fees of more than $100 per applicant “in connection with the sale,
mortgage, lease, sublease, or other transfer of a unit.” (Married
couples are considered one person and children are exempt.)
Such fees are known as “transfer” fees because they concern the transfer of a unit from one owner or tenant to another.
“It’s shocking that associations are intentionally and knowingly
charging these fees when they are improper even after the public
attention from media coverage,” said Aaron Resnick, an attorney who is
handling the suit. “It’s black-and-white. The law can’t be any clearer
on what you’re allowed to do and what you’re not allowed to do. ...
Knowledgeable condo associations and property management companies have
been flouting the law for years. It’s a shame that it will take

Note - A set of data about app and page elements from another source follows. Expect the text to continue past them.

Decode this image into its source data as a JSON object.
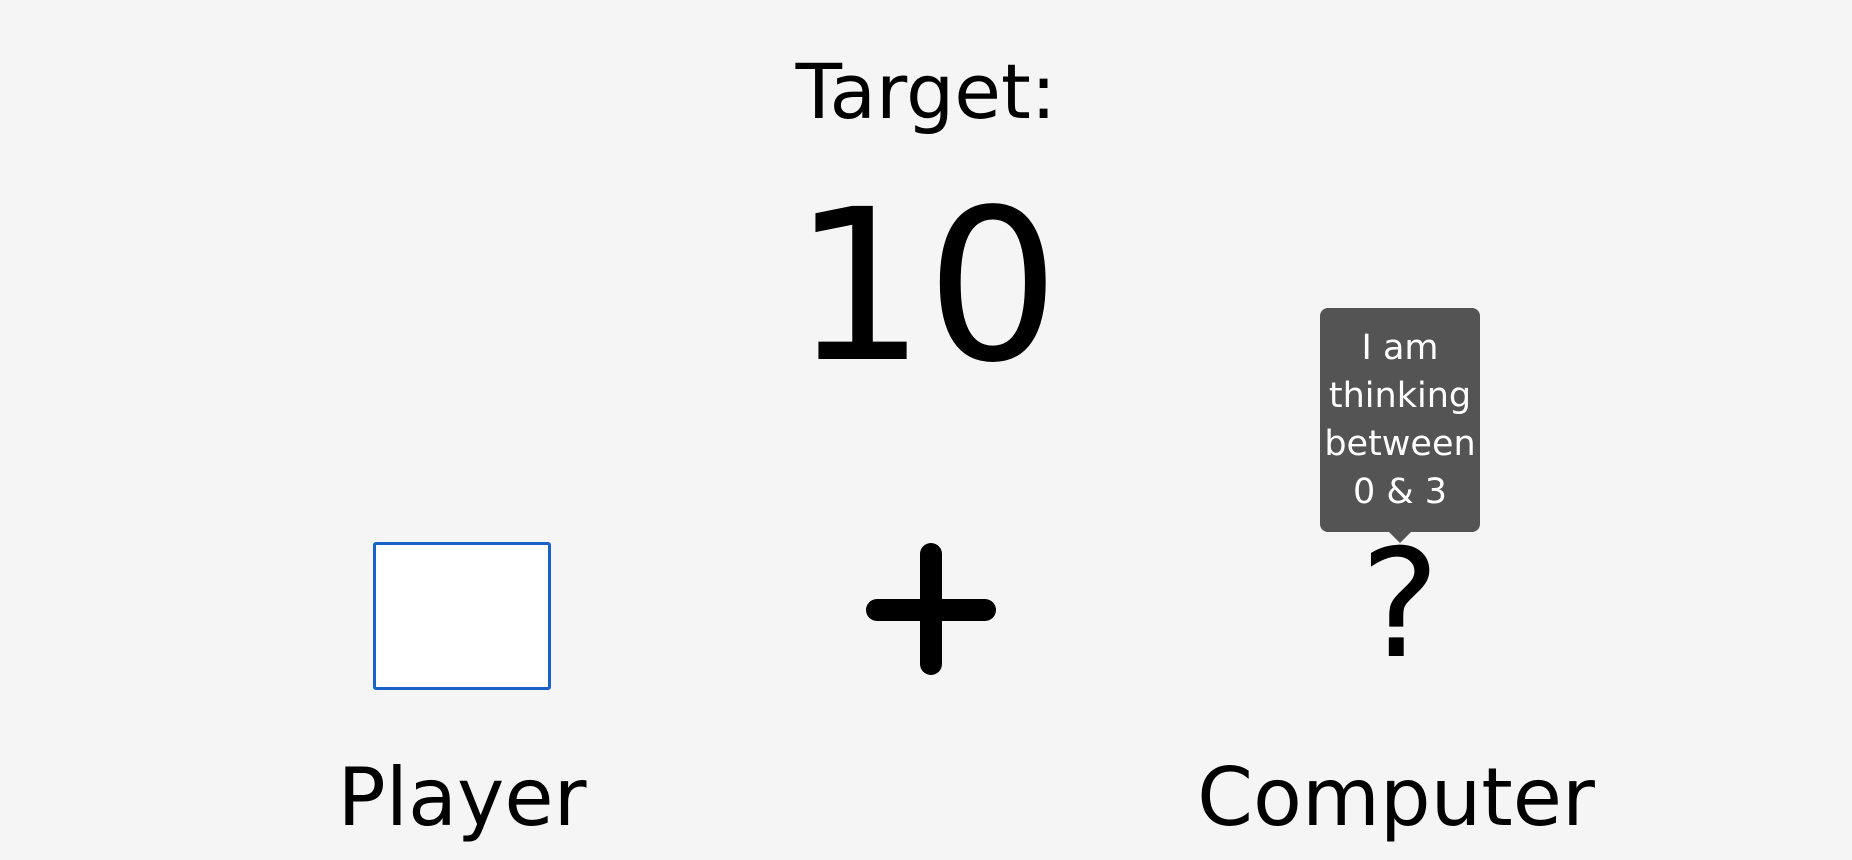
{
  "target": {
    "label": "Target:",
    "value": "10"
  },
  "player": {
    "input_value": "",
    "label": "Player"
  },
  "operator": {
    "icon": "plus-icon"
  },
  "computer": {
    "mystery_value": "?",
    "hint": "I am thinking between 0 & 3",
    "label": "Computer"
  },
  "colors": {
    "background": "#f5f5f5",
    "input_focus_border": "#1a62c9",
    "tooltip_background": "#545454",
    "tooltip_text": "#ffffff"
  }
}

lawsuits to end this practice.”
Resnick is working with South Florida attorneys Joshua Spector and Jonathan Feldman to file more suits across the states.
“We’ve identified condo associations from Tallahassee to Jacksonville
and Orlando to Tampa, but Miami is the most prevalent,” he said. “And
we’ve found it’s not just the expensive condos that are doing this,
it’s across the board. The wrong is the same, but the impact is even
greater [on poorer residents].”
Lasseter’s lawsuit says Quantum’s fees also constitute a violation of
Florida’s Deceptive and Unfair Trade Practices Act. It seeks to have
Quantum pay damages and restitution to Lasseter and those who join his
claim, and asks a judge to stop the association from charging more than
Rents at the complex at 1900 N. Bayshore Dr. in Edgewater range from
$1,500 for a studio to $4,250 for a three-bedroom penthouse.
A Herald analysis of Realtor data this summer found that nearly half of
condos listed for sale or rent in Miami-Dade County asked more than
$100 in fees. In Broward, 22 percent of condos charged illegally high
fees. A search in November showed roughly the same numbers.
Property management companies argue the law does allow for charges of
more than $100, if the charges come from a third party, not the
association. And they say background checks have grown more expensive
since the cap was set in 1990.
But legal experts consulted by the Herald say the statute is clear and
associations are gouging applicants. The Division of Florida
Condominiums, Timeshares and Mobile Homes confirmed that the $100
transfer cap is meant to include all non-refundable fees for background
checks, registration, move-in, pets, elevator usage and other charges
requested by condo boards and their representatives.
(The rules don’t apply to homeowners’ associations and rental apartments.)
Background check companies told the Herald they usually charge between
$20 and $45 for individual tenant screening, and offer discounts for
bulk commercial accounts from condos.
But international clients can be significantly more expensive, said
Robert Sanchez, vice president of Miami-based United Screening
Services. Checks on people from Russia and Latin America, where many
Miami condo buyers come from, can range as high as $175, Sanchez said.
Even so, “the law is the law,” said Stavros Mitchelides, the Miami
Beach Realtor who first alerted the Herald to the problem of
overcharging. “If state law says the fee can’t exceed $100 for a single
person or a married couple, then you shouldn’t be able to go around the
law just to make money off of applications from everyone else. I find
it extremely disturbing.”
The extra charges make it even more difficult for locals to find a home
in South Florida, already one of the nation’s most expensive housing
Mitchelides says he repeatedly told the Miami Association of Realtors about the problem but never heard back.
After the Herald’s initial story came out, Josť Pazos, who runs a
prominent South Florida property management firm, disputed the
newspaper’s findings in a Facebook video and said he would lobby the
Florida Legislature on the issue.